The famous restaurant chain is located in over 60 countries, but could not settle in Brazil. Why was that and what is it possible to learn from this? This article will help answer these questions.
The TGI Friday’s Case
China, Trinidad and Tobago, Argentina and Venezuela, are just a few examples of places where TGI Friday’s is already installed. However, one place that is usually a target for expansions is not on the list: Brazil.
The country is one of the biggest targets for companies seeking to expand themselves globally. Companies like Subway, Starbucks, and Outback have presented great results here. Also, the franchise market is developing well: in 2013, the sales grew 11.9% in comparison to 2012. This represents a total amount of BRL 115 billion, according to the Brazilian Franchising Association, known as ABF or Associação Brasileira de Franchising.

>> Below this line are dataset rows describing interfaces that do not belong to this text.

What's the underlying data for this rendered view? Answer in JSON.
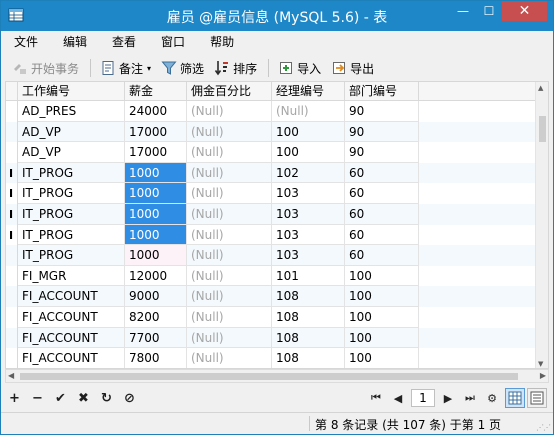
{
  "window": {
    "title": "雇员 @雇员信息 (MySQL 5.6) - 表",
    "minimize_glyph": "—",
    "maximize_glyph": "☐",
    "close_glyph": "✕"
  },
  "menu": [
    {
      "label": "文件"
    },
    {
      "label": "编辑"
    },
    {
      "label": "查看"
    },
    {
      "label": "窗口"
    },
    {
      "label": "帮助"
    }
  ],
  "toolbar": {
    "begin_transaction": "开始事务",
    "memo": "备注",
    "memo_arrow": "▾",
    "filter": "筛选",
    "sort": "排序",
    "import": "导入",
    "export": "导出"
  },
  "grid": {
    "columns": [
      "工作编号",
      "薪金",
      "佣金百分比",
      "经理编号",
      "部门编号"
    ],
    "rows": [
      {
        "cells": [
          "AD_PRES",
          "24000",
          "(Null)",
          "(Null)",
          "90"
        ],
        "marker": ""
      },
      {
        "cells": [
          "AD_VP",
          "17000",
          "(Null)",
          "100",
          "90"
        ],
        "marker": ""
      },
      {
        "cells": [
          "AD_VP",
          "17000",
          "(Null)",
          "100",
          "90"
        ],
        "marker": ""
      },
      {
        "cells": [
          "IT_PROG",
          "1000",
          "(Null)",
          "102",
          "60"
        ],
        "marker": "I",
        "selected": true
      },
      {
        "cells": [
          "IT_PROG",
          "1000",
          "(Null)",
          "103",
          "60"
        ],
        "marker": "I",
        "selected": true
      },
      {
        "cells": [
          "IT_PROG",
          "1000",
          "(Null)",
          "103",
          "60"
        ],
        "marker": "I",
        "selected": true
      },
      {
        "cells": [
          "IT_PROG",
          "1000",
          "(Null)",
          "103",
          "60"
        ],
        "marker": "I",
        "selected": true
      },
      {
        "cells": [
          "IT_PROG",
          "1000",
          "(Null)",
          "103",
          "60"
        ],
        "marker": "",
        "soft": true
      },
      {
        "cells": [
          "FI_MGR",
          "12000",
          "(Null)",
          "101",
          "100"
        ],
        "marker": ""
      },
      {
        "cells": [
          "FI_ACCOUNT",
          "9000",
          "(Null)",
          "108",
          "100"
        ],
        "marker": ""
      },
      {
        "cells": [
          "FI_ACCOUNT",
          "8200",
          "(Null)",
          "108",
          "100"
        ],
        "marker": ""
      },
      {
        "cells": [
          "FI_ACCOUNT",
          "7700",
          "(Null)",
          "108",
          "100"
        ],
        "marker": ""
      },
      {
        "cells": [
          "FI_ACCOUNT",
          "7800",
          "(Null)",
          "108",
          "100"
        ],
        "marker": ""
      }
    ]
  },
  "bottom": {
    "add": "+",
    "delete": "−",
    "apply": "✔",
    "cancel": "✖",
    "refresh": "↻",
    "stop": "⊘",
    "first": "⏮",
    "prev": "◀",
    "page": "1",
    "next": "▶",
    "last": "⏭",
    "settings": "⚙"
  },
  "status": {
    "text": "第 8 条记录 (共 107 条) 于第 1 页"
  },
  "colors": {
    "titlebar": "#1e87c8",
    "selection": "#2f8de4",
    "null_text": "#a6a6a6"
  }
}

But, despite all of this, Friday’s left the country in 2010, around 15 years after opening their first Brazilian operation. The restaurant chain's retreat was silent, being described by the local press as a “French leave”, which is a discreet leave.
Ever since the business left, rumours of a possible comeback have been spread. The company affirms that Brazil is a target again, and, on their website, it is listed as one of the markets with franchise opportunities.
There is still a bit of mystery about what really made them close in Brazil, but the claimed reasons were profits below the expected and rupture of the relationship with their local partner. André Friedheim, International Director of ABF and co-owner of the consulting company Francap, helped in organizing a list of lessons that can be taken by foreigners who do not want to repeat the mistakes made by TGI Friday’s when opening franchises.
1. Adapt to the Brazilian Market
Remember, to make adaptations is completely different from just changing the company DNA. The essence of the business must be kept, but, it is really important to introduce local ingredients, remove products that Brazilians generally dislike, and, mainly, to understand the local consumer profile. “A tropicalization is needed, the concepts must be adapted”, states Friedheim.
Also, keep in mind that your target audience might not exactly be the same in Brazil as it is in other markets. Due to the various taxes and expenses, companies frequently must raise their prices and charge more than usual. This happened, for example, with the clothing stores Zara and Topshop.
2. Aim to Grow in Scale
According to the International Director of ABF, if a company that relies on a high sales volume comes to Brazil, it must have the intention of opening several units in a certain period. Friedheim explains that TGI Friday’s could not open a large number of locations, a fact that was later proved harmful.
“Foreign companies must come to Brazil planning lots of units, in order to have bigger gains and be able to offer lower prices”, reports the businessman. “TGI Friday’s waited too long for a bigger expansion”. In 15 years, the American chain opened seven restaurants in five different cities.
3. Make Sure the Timing is Right
The idea of reaching other countries is charming, but take your time to do so. Planning is the key to a successful expansion. Be sure to check the current situation of your business branch in Brazil, and wait for the ideal financial moment to bring your company to the country.
“TGI Friday’s passed through an era where the Brazilian Economy was tough”, affirms Friedheim. “Franchising is really well in Brazil right now, growing high above the Gross Domestic Product (GDP), but, from now on, the trend is to keep improving at a slower pace than the last years.”
4. Choose the Right Partner
One of the main reasons why TGI Friday’s left Brazil was the ruptured relationship with the local partner, who was responsible for the expansion and helped administer the restaurants here. For the director of the Brazilian Franchising Association, “the franchise partner must be from the same branch of the company coming to Brazil. If it is a food business, then the partner must know and have had experiences in this particular branch”, states Friedheim.
5. Operate a unit by yourself
A local partner that deeply understands the Brazilian market is crucial, but leaving every single operation in his hands is risky, as reported by André Friedheim. “Set up a pilot operation first, so you can get to know the local details. After having at least one unit of your own, start the expansion through franchises with your partners”. This measure may be useful, by not making your business too dependent on another company.